ould come down here and say "Look, special election's gonna happen," says Burlington County Clerk Tim Tyler. "They would decide what date that is, tell the superintendent how many machines they need, tell us to make machine faces for that and have an election."
The deadlocked candidates are incumbent Republican Ron Kolczynski -- and Democrat challenger Rita Romeu -- they're tied at around 13 hundred votes.
Chesterfield is farm country and beautiful in the late afternoon. But when the town center is really just the Chesterfield General Store. Who do you talk politics with? Ray Hlubic, that's who. He says a tie? That's just local politics. "It's not that unusual. I mean a lot of times you're talking 49 to 51 percent, so it's not that many votes."
It's easy to know the candidates in a town of about 7,700, says Ray, a farmer who was born and raised in Chesterfield. He's a Republican, but he says he votes for people he knows and trusts regardless of affiliation. He says his neighbors do too. "It's a nice friendly town," he says, "and politics doesn't seem to get real dirty around here like it can be on the larger level."
Ray's right about close votes.

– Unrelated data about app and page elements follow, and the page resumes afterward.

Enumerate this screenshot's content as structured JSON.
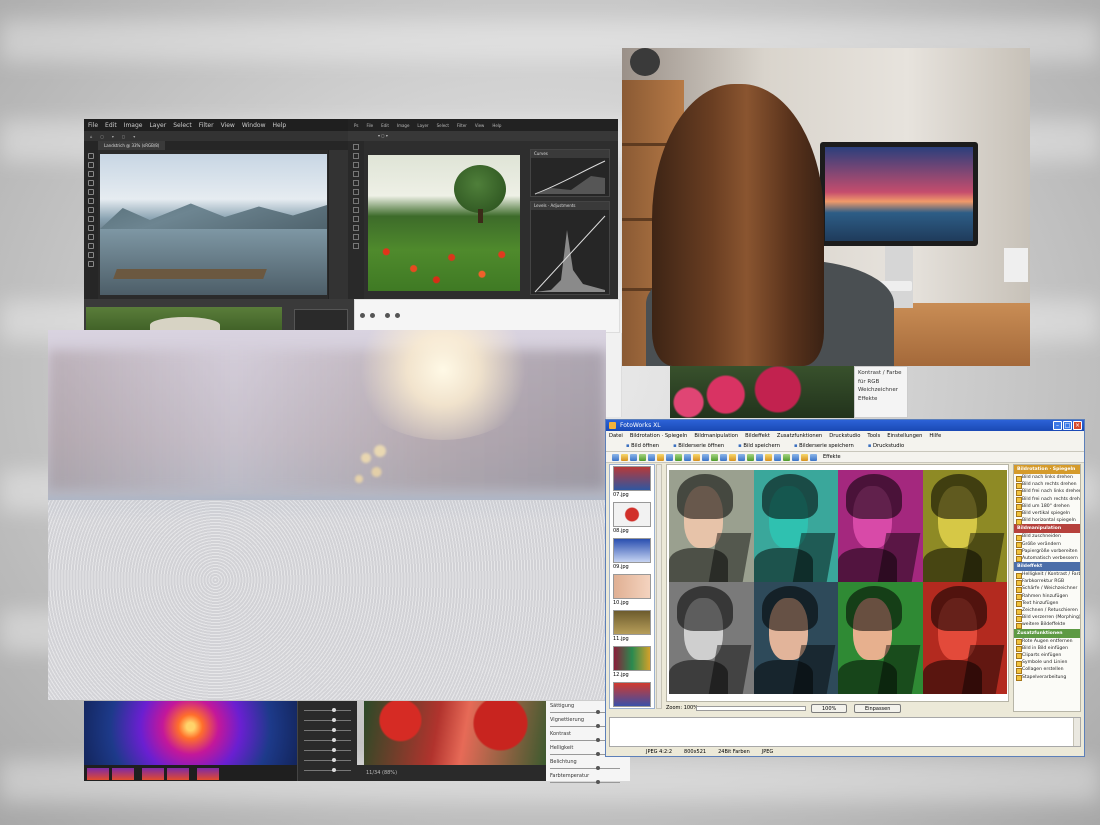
{
  "colors": {
    "fw_title": "#1a49b4",
    "panel_yellow": "#d59b2b",
    "panel_red": "#b6413c",
    "panel_blue": "#4b6ea9",
    "panel_green": "#5d9a43"
  },
  "ps": {
    "menu": [
      "File",
      "Edit",
      "Image",
      "Layer",
      "Select",
      "Filter",
      "View",
      "Window",
      "Help"
    ],
    "doc_tab": "Landstrich @ 33% (sRGB/8)"
  },
  "ps2": {
    "menu": [
      "Ps",
      "File",
      "Edit",
      "Image",
      "Layer",
      "Select",
      "Filter",
      "View",
      "Help"
    ],
    "panel1": "Curves",
    "panel2": "Levels · Adjustments"
  },
  "menu_snip": [
    "Kontrast / Farbe",
    "für RGB",
    "Weichzeichner",
    "Effekte"
  ],
  "path_bar": "11/34 (88%)",
  "sliders2": [
    "Sättigung",
    "Vignettierung",
    "Kontrast",
    "Helligkeit",
    "Belichtung",
    "Farbtemperatur"
  ],
  "fotoworks": {
    "title": "FotoWorks XL",
    "menu": [
      "Datei",
      "Bildrotation · Spiegeln",
      "Bildmanipulation",
      "Bildeffekt",
      "Zusatzfunktionen",
      "Druckstudio",
      "Tools",
      "Einstellungen",
      "Hilfe"
    ],
    "actions": [
      "Bild öffnen",
      "Bilderserie öffnen",
      "Bild speichern",
      "Bilderserie speichern",
      "Druckstudio"
    ],
    "effects_label": "Effekte",
    "thumbs": [
      "07.jpg",
      "08.jpg",
      "09.jpg",
      "10.jpg",
      "11.jpg",
      "12.jpg",
      "13.jpg"
    ],
    "zoom_label": "Zoom: 100%",
    "zoom_button": "100%",
    "fit_button": "Einpassen",
    "panel": {
      "sec1": "Bildrotation · Spiegeln",
      "sec1_items": [
        "Bild nach links drehen",
        "Bild nach rechts drehen",
        "Bild frei nach links drehen",
        "Bild frei nach rechts drehen",
        "Bild um 180° drehen",
        "Bild vertikal spiegeln",
        "Bild horizontal spiegeln"
      ],
      "sec2": "Bildmanipulation",
      "sec2_items": [
        "Bild zuschneiden",
        "Größe verändern",
        "Papiergröße vorbereiten",
        "Automatisch verbessern"
      ],
      "sec3": "Bildeffekt",
      "sec3_items": [
        "Helligkeit / Kontrast / Farbe",
        "Farbkorrektur RGB",
        "Schärfe / Weichzeichner",
        "Rahmen hinzufügen",
        "Text hinzufügen",
        "Zeichnen / Retuschieren",
        "Bild verzerren (Morphing)",
        "weitere Bildeffekte"
      ],
      "sec4": "Zusatzfunktionen",
      "sec4_items": [
        "Rote Augen entfernen",
        "Bild in Bild einfügen",
        "Cliparts einfügen",
        "Symbole und Linien",
        "Collagen erstellen",
        "Stapelverarbeitung"
      ]
    },
    "status": [
      "JPEG 4:2:2",
      "800x521",
      "24Bit Farben",
      "JPEG"
    ]
  }
}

A Salem County freeholder-elect won this year by one vote, and there's another tie in New Jersey, in Middlesex County, for the office of Monroe Township Council.